The past is never dead. It's not even past.
It's easy to lose count of the breathless recent commentaries portraying aboriginal peoples as "divided." Just last week, they say, aboriginal leaders failed to agree on whether and where to see the Prime Minister, whether to demand that the Governor-General be present, whether to embrace the Idle No More movement, whether to defy the law by blockading streets and rail lines.
What else is new? But it's not just aboriginals who are divided this way.
The last time anyone looked, the Canadian Parliament was divided, too.
There are always divisions between Ottawa and the provinces, and inside provinces themselves. In mainstream newspapers and electronic media, different voices expound on the issues of the day. From business lobbies to gay-rights advocates, from unions to dairy farmers, interest groups fight to protect their gains and, if possible, expand on them.
Just as non-aboriginals disagree, so do aboriginals. The notion that some underlying unity of purpose and shared history exists among them is largely a myth – except for the almost universal experience of having been dispossessed and poorly treated.
Even that myth doesn't hold much with some aboriginal groups that have thrown off the history of dispossession, signed modern agreements with governments or otherwise just got on with building a better life for their people, such as the Cree in northern Quebec or British Columbia's Osoyoos, Musqueam or Westbank bands, among others.
More than 600 chiefs select the grand chief of the Assembly of First Nations. He or she is their spokesperson, but since the chiefs very seldom agree unanimously on much – just as in non-aboriginal society – the grand chief is on a short leash. No wonder the current grand chief, Shawn Atleo, has taken sick leave.
A prime minister is surrounded by MPs and, in a looser sense, by party members across the country; a grand chief is surrounded by chiefs, who are leaders in and of themselves. Chiefs give orders; backbenchers take them. The difference is profound.
It is said that a few chiefs are corrupt, while others are incompetent. Has anyone read the news about the Quebec corruption inquiry, which has already toppled mayors and may yet shake the foundations of provincial politics? Toronto Mayor Rob Ford does not appear to be in any way corrupt, but neither does he appear very competent to run the country's largest city. He and Attawapiskat Chief Theresa Spence, heroes to their admirers, have much in common as administrators.
There are dozens of distinct linguistic and cultural groupings of Indians in Canada, with sub-units among groups, as with the six groups inside the Iroqouis Confederacy and the five within the Dene Nation. The Cree and Ojibwa are the most numerous; others have fewer than 1,000 people. Only a minority of Indians still speak their native languages.
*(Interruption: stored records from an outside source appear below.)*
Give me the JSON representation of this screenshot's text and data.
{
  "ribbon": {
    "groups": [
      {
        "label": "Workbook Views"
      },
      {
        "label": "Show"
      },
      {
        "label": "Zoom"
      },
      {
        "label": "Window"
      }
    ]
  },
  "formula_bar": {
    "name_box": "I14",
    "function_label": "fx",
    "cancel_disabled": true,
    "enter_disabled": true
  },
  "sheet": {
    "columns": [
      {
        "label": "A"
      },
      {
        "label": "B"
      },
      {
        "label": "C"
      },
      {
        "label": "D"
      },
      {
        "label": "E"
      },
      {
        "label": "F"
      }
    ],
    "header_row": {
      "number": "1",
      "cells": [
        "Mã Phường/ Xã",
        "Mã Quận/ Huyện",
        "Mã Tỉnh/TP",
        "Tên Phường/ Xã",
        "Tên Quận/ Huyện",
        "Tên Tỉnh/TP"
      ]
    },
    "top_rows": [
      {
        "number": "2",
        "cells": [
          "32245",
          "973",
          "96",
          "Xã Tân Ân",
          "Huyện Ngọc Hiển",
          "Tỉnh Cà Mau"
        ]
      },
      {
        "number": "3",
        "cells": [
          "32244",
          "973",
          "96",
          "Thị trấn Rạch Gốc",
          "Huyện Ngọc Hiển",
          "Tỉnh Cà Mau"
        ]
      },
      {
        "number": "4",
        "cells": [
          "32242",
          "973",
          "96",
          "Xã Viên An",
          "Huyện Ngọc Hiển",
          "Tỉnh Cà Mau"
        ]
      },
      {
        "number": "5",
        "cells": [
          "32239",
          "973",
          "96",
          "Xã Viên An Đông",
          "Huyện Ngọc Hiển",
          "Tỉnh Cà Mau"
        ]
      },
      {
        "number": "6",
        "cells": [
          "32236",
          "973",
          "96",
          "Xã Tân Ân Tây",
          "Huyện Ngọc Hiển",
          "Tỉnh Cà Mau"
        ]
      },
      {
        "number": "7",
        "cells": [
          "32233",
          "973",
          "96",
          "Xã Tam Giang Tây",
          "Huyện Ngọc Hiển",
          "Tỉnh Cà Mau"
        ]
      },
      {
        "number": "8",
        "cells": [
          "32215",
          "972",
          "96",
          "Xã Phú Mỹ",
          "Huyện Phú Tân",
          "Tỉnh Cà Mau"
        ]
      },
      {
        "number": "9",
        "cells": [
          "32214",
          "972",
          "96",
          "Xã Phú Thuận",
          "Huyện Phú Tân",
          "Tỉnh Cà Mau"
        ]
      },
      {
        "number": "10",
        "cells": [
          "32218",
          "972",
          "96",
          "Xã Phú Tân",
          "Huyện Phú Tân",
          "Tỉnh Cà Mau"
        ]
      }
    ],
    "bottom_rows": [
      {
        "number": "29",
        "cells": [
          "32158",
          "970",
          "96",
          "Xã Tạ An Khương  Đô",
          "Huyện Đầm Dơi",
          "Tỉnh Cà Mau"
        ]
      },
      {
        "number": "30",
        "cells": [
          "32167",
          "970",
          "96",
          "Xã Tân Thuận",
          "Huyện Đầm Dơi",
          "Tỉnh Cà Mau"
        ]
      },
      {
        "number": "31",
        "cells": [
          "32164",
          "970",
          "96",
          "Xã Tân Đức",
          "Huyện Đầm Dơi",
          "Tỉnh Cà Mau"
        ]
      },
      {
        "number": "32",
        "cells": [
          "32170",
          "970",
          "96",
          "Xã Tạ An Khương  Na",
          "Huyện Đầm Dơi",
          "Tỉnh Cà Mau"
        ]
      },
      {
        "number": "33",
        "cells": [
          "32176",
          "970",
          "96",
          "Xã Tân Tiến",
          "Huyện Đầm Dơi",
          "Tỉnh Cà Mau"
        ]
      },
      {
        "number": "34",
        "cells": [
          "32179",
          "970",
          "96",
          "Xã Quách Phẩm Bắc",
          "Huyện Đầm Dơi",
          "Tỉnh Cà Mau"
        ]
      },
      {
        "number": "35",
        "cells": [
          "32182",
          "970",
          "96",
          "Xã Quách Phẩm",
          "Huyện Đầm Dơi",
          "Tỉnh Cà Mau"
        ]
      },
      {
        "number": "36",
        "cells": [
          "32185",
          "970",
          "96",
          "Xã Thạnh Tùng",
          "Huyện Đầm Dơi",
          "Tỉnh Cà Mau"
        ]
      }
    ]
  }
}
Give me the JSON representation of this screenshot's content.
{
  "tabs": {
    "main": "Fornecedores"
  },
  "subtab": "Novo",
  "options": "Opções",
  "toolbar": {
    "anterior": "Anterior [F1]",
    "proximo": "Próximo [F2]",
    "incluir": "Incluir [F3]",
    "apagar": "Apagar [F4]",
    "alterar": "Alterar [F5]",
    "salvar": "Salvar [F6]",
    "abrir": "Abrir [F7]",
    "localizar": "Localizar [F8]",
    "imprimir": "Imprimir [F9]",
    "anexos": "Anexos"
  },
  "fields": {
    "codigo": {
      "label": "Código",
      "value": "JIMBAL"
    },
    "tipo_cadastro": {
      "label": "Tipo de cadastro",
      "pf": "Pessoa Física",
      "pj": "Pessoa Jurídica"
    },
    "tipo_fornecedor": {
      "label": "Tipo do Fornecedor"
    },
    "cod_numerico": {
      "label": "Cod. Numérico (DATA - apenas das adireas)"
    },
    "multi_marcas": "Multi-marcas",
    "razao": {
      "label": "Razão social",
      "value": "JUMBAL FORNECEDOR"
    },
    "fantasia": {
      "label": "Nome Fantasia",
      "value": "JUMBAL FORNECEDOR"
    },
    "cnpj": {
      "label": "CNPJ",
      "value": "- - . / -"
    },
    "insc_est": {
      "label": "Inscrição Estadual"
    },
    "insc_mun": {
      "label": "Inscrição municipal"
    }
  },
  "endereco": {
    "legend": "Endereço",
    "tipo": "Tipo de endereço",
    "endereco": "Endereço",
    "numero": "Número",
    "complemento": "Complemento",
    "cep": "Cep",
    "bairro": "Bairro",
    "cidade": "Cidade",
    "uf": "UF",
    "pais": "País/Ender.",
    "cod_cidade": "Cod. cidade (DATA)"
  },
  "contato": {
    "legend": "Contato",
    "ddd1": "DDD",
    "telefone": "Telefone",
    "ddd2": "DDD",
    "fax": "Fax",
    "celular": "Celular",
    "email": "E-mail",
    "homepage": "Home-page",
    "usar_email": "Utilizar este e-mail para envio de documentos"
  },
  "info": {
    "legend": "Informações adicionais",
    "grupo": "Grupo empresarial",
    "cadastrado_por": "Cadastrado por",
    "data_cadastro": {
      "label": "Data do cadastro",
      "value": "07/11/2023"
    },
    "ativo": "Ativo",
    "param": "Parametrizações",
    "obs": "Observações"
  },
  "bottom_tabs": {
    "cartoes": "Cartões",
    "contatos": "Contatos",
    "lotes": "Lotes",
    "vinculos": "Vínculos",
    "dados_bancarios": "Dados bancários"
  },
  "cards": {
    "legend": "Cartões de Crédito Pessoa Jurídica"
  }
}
Within these distinct linguistic and cultural groups, there are divisions upon divisions. Two bands, side-by-side, might take entirely different views. One will refuse to recognize Canadian sovereignty, the other will do so and deal with government.
Of 617 bands, according to the Indian Registry, 120 had more than 2,000 members, with the 20 largest having between 5,000 and 25,000. But 58 per cent had fewer than 1,000 people. And since almost half of band members on average live off-reserve, that leaves many on-reserve populations of just a few hundred.
Some will live near resources that can be extracted for profit; others have the misfortune to live nowhere near such resources. Some live close to mainstream society and can establish fruitful relations; others are so isolated as to make relations fleeting. About half of Indians now live in cities, with varying links back to the reserves.
Many successful Indians in the arts, business, law, medicine, universities and other fields are proud of their heritages and retain links to their communities, but they have integrated to varying degrees in mainstream society and made their peace with this double existence.
There will always therefore be divisions, just as there were long before "white" settlers arrived, Indian mythology to the contrary. Indians' sense of the past – the memories that animate their various actions today – will never go away.